— WORK TO COMPLETE —
Whenever the word "this" shows up in a line of the data, copy that line.

— RAW DATA —
#####

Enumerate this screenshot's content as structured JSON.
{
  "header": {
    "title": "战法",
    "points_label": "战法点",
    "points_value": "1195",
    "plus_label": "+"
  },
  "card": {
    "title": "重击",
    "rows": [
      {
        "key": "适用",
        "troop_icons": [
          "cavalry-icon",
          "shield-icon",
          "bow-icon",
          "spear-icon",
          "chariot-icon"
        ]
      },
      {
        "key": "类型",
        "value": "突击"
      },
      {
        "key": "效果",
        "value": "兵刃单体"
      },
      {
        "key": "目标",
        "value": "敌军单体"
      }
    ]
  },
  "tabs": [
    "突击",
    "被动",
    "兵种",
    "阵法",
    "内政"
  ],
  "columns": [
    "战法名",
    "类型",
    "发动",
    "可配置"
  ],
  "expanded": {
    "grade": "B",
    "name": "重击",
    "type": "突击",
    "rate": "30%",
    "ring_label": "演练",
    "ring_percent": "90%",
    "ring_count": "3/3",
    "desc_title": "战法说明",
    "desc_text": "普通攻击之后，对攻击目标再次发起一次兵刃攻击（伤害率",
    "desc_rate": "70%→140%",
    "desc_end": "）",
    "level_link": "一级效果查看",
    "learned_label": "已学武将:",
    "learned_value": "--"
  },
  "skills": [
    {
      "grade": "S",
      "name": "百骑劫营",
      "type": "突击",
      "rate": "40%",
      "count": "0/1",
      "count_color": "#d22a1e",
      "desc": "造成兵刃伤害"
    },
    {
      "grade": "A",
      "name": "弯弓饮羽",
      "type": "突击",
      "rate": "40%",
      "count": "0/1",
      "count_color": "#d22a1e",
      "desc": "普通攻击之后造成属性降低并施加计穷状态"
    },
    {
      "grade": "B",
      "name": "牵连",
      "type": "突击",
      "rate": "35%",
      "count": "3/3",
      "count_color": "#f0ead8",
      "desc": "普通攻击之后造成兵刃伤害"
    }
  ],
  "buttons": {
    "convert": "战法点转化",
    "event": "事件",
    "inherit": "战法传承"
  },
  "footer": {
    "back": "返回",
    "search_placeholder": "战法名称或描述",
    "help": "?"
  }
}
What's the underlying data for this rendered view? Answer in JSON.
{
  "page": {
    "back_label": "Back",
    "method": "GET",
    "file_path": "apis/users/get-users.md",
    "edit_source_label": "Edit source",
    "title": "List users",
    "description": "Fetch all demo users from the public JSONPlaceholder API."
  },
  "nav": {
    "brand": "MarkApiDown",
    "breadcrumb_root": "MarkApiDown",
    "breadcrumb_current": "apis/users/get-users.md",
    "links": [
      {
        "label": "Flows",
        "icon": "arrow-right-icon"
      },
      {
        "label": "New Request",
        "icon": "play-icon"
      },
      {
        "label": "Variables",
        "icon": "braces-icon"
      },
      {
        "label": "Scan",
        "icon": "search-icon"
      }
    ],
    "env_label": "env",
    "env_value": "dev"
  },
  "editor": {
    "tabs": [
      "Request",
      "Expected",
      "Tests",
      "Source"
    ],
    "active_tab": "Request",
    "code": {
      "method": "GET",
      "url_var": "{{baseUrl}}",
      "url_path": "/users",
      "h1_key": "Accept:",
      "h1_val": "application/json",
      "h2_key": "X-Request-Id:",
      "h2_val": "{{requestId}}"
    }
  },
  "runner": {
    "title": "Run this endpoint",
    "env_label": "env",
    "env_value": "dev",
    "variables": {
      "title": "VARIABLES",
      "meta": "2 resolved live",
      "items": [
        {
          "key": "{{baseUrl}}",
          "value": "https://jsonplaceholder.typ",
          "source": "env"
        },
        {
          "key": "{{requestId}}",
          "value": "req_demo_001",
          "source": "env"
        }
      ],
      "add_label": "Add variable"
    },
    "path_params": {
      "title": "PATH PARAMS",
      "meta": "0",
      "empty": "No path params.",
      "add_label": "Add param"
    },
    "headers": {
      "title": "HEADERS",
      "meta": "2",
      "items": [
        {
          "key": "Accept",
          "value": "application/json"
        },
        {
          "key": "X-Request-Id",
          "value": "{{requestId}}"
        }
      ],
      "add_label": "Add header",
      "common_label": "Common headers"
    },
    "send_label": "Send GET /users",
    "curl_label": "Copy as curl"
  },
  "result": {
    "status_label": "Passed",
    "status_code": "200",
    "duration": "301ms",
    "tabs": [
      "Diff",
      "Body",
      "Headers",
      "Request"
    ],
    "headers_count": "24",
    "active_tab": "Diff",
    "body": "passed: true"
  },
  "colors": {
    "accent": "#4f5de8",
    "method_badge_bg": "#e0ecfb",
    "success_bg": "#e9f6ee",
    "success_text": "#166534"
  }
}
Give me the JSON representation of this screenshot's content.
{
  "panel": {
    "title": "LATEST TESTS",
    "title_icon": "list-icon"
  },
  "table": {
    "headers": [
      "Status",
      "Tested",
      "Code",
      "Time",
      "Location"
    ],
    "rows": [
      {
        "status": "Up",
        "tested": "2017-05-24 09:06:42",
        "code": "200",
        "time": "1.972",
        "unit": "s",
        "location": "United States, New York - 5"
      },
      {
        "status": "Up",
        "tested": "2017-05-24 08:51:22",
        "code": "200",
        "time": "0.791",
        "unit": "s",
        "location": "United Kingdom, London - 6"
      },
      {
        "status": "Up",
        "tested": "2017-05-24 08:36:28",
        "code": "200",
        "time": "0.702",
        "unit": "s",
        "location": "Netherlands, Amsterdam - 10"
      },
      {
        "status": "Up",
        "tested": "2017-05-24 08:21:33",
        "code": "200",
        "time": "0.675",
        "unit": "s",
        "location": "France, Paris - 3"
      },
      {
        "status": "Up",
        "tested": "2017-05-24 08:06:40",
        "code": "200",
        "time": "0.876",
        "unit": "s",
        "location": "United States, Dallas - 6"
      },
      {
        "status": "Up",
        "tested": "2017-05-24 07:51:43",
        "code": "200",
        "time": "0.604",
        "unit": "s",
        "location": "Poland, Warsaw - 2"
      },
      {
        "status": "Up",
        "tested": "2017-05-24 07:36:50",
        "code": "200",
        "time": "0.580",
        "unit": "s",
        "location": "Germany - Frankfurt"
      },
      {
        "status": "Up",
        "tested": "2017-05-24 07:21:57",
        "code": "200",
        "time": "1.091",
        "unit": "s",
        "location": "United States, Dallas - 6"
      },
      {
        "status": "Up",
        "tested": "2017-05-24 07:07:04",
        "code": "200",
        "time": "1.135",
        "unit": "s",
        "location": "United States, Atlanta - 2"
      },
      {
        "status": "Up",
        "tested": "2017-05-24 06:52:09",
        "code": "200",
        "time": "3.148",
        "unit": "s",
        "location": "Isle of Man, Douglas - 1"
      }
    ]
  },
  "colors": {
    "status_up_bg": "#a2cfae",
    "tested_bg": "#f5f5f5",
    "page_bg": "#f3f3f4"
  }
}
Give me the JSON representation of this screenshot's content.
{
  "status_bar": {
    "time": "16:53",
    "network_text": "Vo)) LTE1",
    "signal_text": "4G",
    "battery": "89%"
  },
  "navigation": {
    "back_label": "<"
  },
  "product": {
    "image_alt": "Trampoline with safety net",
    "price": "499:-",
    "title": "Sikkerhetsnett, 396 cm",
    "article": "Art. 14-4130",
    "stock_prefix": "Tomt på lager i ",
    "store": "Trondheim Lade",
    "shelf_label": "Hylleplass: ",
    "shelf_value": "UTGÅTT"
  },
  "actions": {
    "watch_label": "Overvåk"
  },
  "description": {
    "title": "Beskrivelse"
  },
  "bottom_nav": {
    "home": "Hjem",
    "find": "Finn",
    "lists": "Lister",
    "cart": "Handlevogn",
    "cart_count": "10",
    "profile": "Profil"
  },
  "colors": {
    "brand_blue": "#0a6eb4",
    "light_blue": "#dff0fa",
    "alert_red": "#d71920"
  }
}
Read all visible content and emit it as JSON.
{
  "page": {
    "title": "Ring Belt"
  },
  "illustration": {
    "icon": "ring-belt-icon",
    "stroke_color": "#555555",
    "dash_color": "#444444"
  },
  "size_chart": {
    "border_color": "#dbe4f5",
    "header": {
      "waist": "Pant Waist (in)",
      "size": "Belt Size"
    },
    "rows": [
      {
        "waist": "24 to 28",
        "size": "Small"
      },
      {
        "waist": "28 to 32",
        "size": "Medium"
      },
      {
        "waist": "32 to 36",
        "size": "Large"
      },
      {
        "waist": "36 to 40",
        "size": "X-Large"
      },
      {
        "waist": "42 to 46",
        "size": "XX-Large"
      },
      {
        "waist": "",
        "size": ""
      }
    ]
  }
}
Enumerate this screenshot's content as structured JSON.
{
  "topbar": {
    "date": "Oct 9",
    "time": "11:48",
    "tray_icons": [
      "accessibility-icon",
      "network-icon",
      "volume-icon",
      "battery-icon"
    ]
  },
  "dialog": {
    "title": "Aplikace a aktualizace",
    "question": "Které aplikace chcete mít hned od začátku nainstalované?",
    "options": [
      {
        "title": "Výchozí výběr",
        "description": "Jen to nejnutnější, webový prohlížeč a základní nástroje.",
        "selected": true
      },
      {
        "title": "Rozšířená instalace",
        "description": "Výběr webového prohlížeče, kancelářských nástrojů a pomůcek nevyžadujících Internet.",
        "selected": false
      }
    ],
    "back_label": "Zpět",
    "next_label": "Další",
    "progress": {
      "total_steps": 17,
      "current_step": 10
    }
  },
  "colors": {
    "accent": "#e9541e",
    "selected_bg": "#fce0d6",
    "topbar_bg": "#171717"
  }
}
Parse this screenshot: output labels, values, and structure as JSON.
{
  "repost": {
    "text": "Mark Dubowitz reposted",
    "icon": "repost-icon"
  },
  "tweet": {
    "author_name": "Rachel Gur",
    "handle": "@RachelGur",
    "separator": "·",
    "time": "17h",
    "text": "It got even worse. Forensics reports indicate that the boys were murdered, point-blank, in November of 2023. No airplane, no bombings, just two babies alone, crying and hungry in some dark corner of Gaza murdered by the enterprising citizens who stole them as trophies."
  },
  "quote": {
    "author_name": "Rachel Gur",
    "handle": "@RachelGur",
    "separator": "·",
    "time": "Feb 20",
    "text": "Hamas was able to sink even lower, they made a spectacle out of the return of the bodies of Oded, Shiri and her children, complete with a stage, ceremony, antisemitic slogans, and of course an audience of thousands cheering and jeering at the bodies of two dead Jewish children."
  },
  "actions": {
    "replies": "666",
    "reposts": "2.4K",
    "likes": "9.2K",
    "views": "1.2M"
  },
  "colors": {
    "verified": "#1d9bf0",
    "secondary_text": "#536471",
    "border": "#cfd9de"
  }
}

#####

— FINISHED TASK —
Enumerate this screenshot's content as structured JSON.
What's the underlying data for this rendered view? Answer in JSON.
    "title": "Run this endpoint",
Give me the JSON representation of this screenshot's content.
Give me the JSON representation of this screenshot's content.
Enumerate this screenshot's content as structured JSON.
Parse this screenshot: output labels, values, and structure as JSON.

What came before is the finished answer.